REQUIRED WORK: Retype the entire listing, keeping every word as it is.

SUPPLIED DATA:
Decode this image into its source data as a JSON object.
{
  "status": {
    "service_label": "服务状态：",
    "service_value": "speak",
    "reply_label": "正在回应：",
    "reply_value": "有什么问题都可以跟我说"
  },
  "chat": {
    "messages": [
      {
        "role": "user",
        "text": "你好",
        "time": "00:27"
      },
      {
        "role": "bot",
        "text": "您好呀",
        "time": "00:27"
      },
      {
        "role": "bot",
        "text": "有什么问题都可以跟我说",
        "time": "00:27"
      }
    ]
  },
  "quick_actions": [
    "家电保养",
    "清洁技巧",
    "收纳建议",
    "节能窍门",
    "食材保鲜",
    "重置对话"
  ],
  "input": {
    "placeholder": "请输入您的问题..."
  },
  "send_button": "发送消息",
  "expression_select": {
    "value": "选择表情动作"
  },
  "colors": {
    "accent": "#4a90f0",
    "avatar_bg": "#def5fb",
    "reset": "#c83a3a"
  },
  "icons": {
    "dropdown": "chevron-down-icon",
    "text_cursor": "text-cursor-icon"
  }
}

EXPECTED OUTPUT:
Decode this image into its source data as a JSON object.
{
  "status": {
    "service_label": "服务状态：",
    "service_value": "speak",
    "reply_label": "正在回应：",
    "reply_value": "有什么问题都可以跟我说"
  },
  "chat": {
    "messages": [
      {
        "role": "user",
        "text": "你好",
        "time": "00:27"
      },
      {
        "role": "bot",
        "text": "您好呀",
        "time": "00:27"
      },
      {
        "role": "bot",
        "text": "有什么问题都可以跟我说",
        "time": "00:27"
      }
    ]
  },
  "quick_actions": [
    "家电保养",
    "清洁技巧",
    "收纳建议",
    "节能窍门",
    "食材保鲜",
    "重置对话"
  ],
  "input": {
    "placeholder": "请输入您的问题..."
  },
  "send_button": "发送消息",
  "expression_select": {
    "value": "选择表情动作"
  },
  "colors": {
    "accent": "#4a90f0",
    "avatar_bg": "#def5fb",
    "reset": "#c83a3a"
  },
  "icons": {
    "dropdown": "chevron-down-icon",
    "text_cursor": "text-cursor-icon"
  }
}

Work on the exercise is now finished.